    Lee, Jeong-Won; Stone, Rebecca L.; Lee, Sun Joo; Nam, Eun Ji; Roh, Ju-Won; Nick, Alpa M.; Han, Hee-Dong; Shahzad, Mian M.K.; Kim, Hye-Sun; Mangala, Lingegowda S.; Jennings, Nicholas B.; Mao, Shenlan; Gooya, John; Jackson, Dowdy; Coleman, Robert L.; Sood, Anil K.

    2013-01-01

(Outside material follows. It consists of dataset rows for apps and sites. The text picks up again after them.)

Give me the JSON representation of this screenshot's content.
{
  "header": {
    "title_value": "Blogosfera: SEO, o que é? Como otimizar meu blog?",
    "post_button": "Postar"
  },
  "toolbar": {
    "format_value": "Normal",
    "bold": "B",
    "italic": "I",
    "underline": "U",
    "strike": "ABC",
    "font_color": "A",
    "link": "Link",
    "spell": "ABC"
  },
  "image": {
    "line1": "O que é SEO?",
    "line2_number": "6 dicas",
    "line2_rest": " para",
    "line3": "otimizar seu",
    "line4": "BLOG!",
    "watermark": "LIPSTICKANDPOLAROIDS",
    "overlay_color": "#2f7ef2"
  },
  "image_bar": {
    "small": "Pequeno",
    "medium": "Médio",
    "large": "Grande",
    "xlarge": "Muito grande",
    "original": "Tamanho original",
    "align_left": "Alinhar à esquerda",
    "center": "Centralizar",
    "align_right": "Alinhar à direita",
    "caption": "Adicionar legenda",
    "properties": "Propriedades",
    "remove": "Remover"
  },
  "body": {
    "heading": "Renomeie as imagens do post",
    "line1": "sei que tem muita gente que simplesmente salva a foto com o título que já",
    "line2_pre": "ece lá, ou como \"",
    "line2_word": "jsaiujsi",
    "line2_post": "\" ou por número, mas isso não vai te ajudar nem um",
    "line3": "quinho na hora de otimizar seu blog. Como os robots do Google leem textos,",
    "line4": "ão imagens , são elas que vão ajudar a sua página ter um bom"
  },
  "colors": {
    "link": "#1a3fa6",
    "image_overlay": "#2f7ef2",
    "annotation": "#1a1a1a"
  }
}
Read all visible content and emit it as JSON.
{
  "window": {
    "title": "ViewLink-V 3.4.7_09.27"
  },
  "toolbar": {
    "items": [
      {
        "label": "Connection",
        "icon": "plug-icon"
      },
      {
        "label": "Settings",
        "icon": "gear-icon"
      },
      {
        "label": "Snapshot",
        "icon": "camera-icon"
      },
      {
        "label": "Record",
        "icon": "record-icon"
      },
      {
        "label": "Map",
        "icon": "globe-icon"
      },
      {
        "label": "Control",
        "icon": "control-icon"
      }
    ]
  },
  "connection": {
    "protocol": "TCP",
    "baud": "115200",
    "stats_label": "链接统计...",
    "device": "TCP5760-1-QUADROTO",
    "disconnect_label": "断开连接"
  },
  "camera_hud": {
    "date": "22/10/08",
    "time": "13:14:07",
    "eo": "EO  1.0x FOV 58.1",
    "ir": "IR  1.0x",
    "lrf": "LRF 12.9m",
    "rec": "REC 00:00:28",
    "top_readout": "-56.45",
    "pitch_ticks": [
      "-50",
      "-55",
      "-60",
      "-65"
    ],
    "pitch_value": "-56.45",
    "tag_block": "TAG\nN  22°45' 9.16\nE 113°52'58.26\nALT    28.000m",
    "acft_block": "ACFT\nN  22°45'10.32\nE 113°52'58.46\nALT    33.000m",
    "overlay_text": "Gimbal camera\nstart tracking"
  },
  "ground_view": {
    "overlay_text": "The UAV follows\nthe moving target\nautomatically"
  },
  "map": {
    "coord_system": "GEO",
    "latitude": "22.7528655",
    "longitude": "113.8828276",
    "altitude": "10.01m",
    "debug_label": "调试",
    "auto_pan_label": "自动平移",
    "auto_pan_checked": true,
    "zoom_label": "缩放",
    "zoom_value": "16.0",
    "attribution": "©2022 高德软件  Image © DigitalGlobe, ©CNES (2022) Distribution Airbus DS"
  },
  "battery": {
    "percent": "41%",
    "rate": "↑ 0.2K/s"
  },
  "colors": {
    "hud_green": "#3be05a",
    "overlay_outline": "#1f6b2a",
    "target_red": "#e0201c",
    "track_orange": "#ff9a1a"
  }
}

    Purpose EphA2 overexpression is frequently observed in endometrial cancers, and is predictive of poor clinical outcome. Here, we utilize an antibody drug conjugate (MEDI-547) composed of a fully human monoclonal antibody against both human and murine EphA2 (1C1) and the tubulin polymerization inhibitor, monomethylauristatin F (MMAF). Experimental design EphA2 expression was examined in endometrial cancer cell lines by Western Blot. Specificity of MEDI-547 was examined by antibody degradation and internalization assays. Viability and apoptosis were investigated in endometrial cancer cell lines and orthotopic tumor models. Results EphA2 was expressed in the Hec-1A and Ishikawa cells, but was absent in the SPEC-2 cells. Antibody degradation and internalization assays showed that the antibody drug conjugate decreased EphA2 protein levels and was internalized in EphA2 positive cells (Hec-1A and Ishikawa). Moreover, in vitro cytotoxicity and apoptosis assays demonstrated that the antibody drug conjugate decreased viability and increased apoptosis of Hec-1A and Ishikawa cells. In vivo therapy experiments in mouse orthotopic models with this antibody drug conjugate resulted in 86 to 88% growth inhibition (P < 0.001) in the orthotopic Hec-1A and Ishikawa models compared to controls. Moreover, the mice treated with this antibody drug conjugate had a lower incidence of distant metastasis compared with controls. The anti-tumor effects of the therapy were related to decreased proliferation and increased apoptosis of tumor and associated endothelial cells. Conclusions The preclinical data for endometrial cancer treatment using MEDI-547 demonstrate substantial anti-tumor activity. PMID:20388851